I’d like to preempt this by saying that I am not a person who dwells in morbid thoughts. I love life and the living, and I often go to noisy, crowded places to sit back and watch the world go by, connecting with a humanity so caught up in the mundane that its purpose and mortal presence is lost to all except to the observer. There is beauty around that speaks and images that disturb. These fuel my creativity. However, to feel most connected to understanding my inner self, the most human, powerful, and yet humbling experience for me is to go to the funeral.
This past year has been one of many funerals. Going to the funerals or the calling hours as it is done “back home,” sometimes means we have to do the right thing even when we don’t feel like it. What might be an inconvenience to me (because the funeral cuts into my busy work schedule) means the world to the other person who has suffered a loss because, in their moment of grief, as they turn to look back at the people present in the church, or as they see you pass respectfully before the coffin of their loved one, the most powerfully comforting experience for them is to see a church full of inconvenienced people such as I, who believe in going to the funeral. By the same token, I am renewed with the awareness of how precious every life on earth is and how much I am pulled by the need to do, more so than the need to be. My mortal years, like all who are privileged to breathe, are unknown and limited. Time is entrusted to me and the years lent are just that… lent to me.
Sometimes, I go to the cemetery. The cemetery need not be one where I have a connection to someone whose funeral I have attended, be it family or friend or acquaintance. I feel connected to all. I randomly walk over a carpet of well-maintained green grass reading the names and dates of those buried in the area. Some are short lived lives, others long and longer. There are mothers, fathers, sons and daughters, sisters, brothers, grandparents, aunts and uncles, the soldier, the doctor, the hero; all loving.
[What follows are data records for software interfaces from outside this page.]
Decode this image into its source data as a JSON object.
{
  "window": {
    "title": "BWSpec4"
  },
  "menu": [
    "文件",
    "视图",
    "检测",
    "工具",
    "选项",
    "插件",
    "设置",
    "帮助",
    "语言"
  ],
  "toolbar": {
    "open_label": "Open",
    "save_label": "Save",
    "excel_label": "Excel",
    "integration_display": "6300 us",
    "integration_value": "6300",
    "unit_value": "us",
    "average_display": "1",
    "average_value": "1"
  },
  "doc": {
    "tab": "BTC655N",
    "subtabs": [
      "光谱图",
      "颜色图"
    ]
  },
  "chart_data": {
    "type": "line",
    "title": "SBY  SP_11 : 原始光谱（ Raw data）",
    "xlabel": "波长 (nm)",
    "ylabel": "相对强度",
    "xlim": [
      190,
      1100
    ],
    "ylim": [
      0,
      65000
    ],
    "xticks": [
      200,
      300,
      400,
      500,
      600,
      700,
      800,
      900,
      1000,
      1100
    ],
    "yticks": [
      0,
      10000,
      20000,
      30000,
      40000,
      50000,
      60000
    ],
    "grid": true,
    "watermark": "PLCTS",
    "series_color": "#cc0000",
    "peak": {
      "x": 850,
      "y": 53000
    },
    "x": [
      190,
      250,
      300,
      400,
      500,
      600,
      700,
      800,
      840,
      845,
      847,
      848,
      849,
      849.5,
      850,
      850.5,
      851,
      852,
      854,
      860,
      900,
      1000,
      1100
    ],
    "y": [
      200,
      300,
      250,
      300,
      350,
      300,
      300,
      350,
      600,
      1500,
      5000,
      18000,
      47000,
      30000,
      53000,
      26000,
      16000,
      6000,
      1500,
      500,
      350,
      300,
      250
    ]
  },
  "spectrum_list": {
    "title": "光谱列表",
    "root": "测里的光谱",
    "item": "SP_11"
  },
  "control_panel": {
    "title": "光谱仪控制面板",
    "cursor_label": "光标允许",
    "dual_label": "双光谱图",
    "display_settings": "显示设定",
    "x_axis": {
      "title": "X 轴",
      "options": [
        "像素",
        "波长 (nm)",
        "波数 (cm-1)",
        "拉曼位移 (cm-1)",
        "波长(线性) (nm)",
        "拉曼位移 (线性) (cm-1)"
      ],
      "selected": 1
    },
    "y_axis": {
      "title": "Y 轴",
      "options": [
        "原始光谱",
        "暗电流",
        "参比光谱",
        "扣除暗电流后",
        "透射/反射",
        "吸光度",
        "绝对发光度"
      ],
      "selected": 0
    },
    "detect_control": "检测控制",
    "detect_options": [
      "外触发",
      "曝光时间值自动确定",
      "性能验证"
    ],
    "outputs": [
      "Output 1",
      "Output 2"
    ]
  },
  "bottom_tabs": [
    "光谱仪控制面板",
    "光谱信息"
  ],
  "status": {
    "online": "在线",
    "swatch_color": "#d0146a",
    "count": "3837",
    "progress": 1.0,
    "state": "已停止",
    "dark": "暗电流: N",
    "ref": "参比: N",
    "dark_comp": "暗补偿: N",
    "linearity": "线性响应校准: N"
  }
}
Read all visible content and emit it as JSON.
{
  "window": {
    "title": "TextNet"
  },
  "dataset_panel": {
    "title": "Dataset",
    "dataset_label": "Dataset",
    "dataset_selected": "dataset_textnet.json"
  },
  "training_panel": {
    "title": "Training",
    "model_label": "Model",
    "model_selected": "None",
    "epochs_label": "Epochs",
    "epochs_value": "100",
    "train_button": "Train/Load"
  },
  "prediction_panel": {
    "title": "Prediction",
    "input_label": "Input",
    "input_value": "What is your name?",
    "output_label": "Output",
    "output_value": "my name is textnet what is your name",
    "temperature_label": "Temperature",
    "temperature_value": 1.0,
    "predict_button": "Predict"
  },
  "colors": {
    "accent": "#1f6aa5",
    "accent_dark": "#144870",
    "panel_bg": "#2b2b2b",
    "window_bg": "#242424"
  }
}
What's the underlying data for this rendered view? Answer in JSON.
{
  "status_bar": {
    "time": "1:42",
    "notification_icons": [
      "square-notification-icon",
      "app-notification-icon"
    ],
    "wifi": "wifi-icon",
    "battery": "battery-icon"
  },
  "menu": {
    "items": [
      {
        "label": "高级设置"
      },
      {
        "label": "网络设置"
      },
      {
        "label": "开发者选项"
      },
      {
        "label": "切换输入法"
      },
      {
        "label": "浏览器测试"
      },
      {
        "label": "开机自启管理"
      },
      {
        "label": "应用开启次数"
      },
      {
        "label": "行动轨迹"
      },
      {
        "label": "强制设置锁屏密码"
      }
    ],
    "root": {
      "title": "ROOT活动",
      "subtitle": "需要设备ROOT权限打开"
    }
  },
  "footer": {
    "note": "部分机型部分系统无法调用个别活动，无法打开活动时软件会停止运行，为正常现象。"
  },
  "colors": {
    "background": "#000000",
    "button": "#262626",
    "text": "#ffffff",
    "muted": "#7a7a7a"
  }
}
It is easy to recognize the newly dead from those long buried. Theirs are the headstones that are rubbed and polished to a gleam. Many of them are too young, infants even. I take time to stop at each one to read their names and say a little prayer for those they’ve left behind in this world. And for those long buried and whose last day on this earth dates back decades into history, and time has diminished the strokes of polish on their headstone, I linger a little longer.
My first impression of cemeteries was not one of rolling hills carpeted with a soft spread of green, and trees with their magnificently outstretched branches. No; I come from places where cemeteries are tight narrow plots confined between buildings and church yards, with high tombstones. Statues of all shapes and sizes mark the graves of young and old casting long shadows in the twilight hour. These are cemeteries where the earth has moved and graves have shifted. One almost has to dance and skip from one marbled tomb to the other to walk through the graveyard.
Yet there is something that connects me to the world of the departed; a world behind what we see, feel and taste. In that connection, all human weakness of emotions seems to dissipate. I have no fears, no doubts and no resentments. All that exists is an implosive magnetic force of love powered by those on earth whose hearts beat with sorrow, joy, grief, loss, triumph …and by those who have departed and whose loves linger and float the atmosphere. A peace exists amid a silent kinship between souls centuries old and days young. It is comforting. The finest of people, the innocent, the guilty, the good, the rogue of rogues, the giver and the taker will all be buried within the boundaries of the cemeteries. But their worldly professions and adjectives that defined them do not matter. Here, I find an absence of all human emotions except an infinite love that roams through and in between the space. An inexplicable peace reigns. And I am released of all entitlement to this world.
aghvor keroutioun,gianki ankhousapeli iraganoutioun.
Great piece Silva!
Silva jan, always to the point. You reminded me of two things: a) my father, who would attend all
acquaintances’ funerals, because he felt he honored the deceased (merele bedk e harkenk), and
b) the poet Bedros Tourian, whose “Drdounchk” says “mahamertse gouze yergou pan; nakh gyanke, verche latsog me ir vran” (a man in his deathbed wishes for two things; first, life, and
then someone to cry over him)
Beautifully said, Yeran. Tourian’s “Drdounchk” has been recited quite a number of times in and among my family.